As part of the partnership, the community trains and hires “eco-rangers,” who improve rangelands by cutting back invasive species and instituting rotational grazing plans. Some 300 eco-rangers have already restored and improved an area larger than Yosemite National Park. The opportunity is huge to expand this model across the continent’s rangelands, which cover 70 percent of sub-Saharan Africa. If these rangelands are not managed sustainably, people and wildlife will suffer.
Focus on the messenger
The message is as important as the messenger, if not more important. Dr. Ramanathan, a noted atmospheric scientist and personal friend, was named to the Vatican’s scientific advisory council for his expertise in climate change. One day, he received a message that Pope Francis wanted to meet him. Dr. Ramanathan prepared and memorized a scientific speech in Spanish, the Pope’s native language. But when the time came to talk to Pope Francis, he was rushed out onto the Vatican grounds to greet the Pope — literally a parking-lot pitch.
Caught off guard, Dr. Ramanathan forgot his scientific speech and his Spanish. Switching to English, he instead spoke simply and from the heart. He explained to Pope Francis that climate change is a moral issue, not a scientific one. He said that as one of the world’s moral authorities, the Pope had a unique opportunity to speak out on the issue. The next day, Pope Francis tweeted for the first time about climate change, the first in a long string of advocacy. As a result, pollsters recorded a bump among Catholics in their understanding and opinions of climate change. Political scientists call this the “Francis Effect.”
You can each create your own “Francis Effect” in your circles of influence. People listen to their neighbors, their families, their coworkers. All of you have communities that I could never reach, and so all of you have the power to be a messenger. You don’t need to be a scientist to talk about nature, and you’re much more likely to influence people who trust you.
Navigating toward a better future
It may feel discouraging these days to focus on climate and nature. But we can take a dose of inspiration from our Pacific Island neighbors, the greatest explorers humanity has ever known. Pacific Island nations are uniquely connected to the ocean, tracing their origins to the ancient art of voyaging in ocean-going canoes known as vakas. Before the wheel, before the compass or maps, these pioneers traversed thousands of miles of blue ocean, attempting to hit vanishingly small islands. To do this, they turned to nature, observing the color of the water, marine wildlife, winds and stars to find their way.

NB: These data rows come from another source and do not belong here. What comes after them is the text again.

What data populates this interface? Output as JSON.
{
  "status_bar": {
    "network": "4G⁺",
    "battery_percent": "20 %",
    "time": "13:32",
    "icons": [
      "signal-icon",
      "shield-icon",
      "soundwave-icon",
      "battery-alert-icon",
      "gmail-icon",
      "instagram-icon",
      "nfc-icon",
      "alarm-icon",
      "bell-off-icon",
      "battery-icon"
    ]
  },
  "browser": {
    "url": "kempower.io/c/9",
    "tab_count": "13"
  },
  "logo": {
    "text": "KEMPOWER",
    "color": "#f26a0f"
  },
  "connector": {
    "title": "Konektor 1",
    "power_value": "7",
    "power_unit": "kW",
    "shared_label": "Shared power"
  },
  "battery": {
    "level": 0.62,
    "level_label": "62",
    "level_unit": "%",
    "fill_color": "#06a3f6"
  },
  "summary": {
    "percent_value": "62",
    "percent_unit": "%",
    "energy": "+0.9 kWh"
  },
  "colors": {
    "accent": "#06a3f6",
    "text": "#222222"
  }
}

These navigators of the past are once again showing the way, with international leadership on climate change and a historic push to establish large-scale ocean conservation areas. Their perseverance gives me hope.
I recently had the chance to sail on one of these traditional voyaging vakas. On board these traditionally built canoes, you realize very quickly that there is little separating you from the water below. Peering through the boat’s planks into the blue deep, I thought of the choice my mother made years ago to teach me to swim. Even now, these many years later, her action was protecting me from fate, giving me the best possible chance to survive. She took on an enormous risk because she knew it was right, and in doing so she opened a new world to me.
The death of our natural world has been foretold. What are you going to do about it?
I say, we all learn to swim.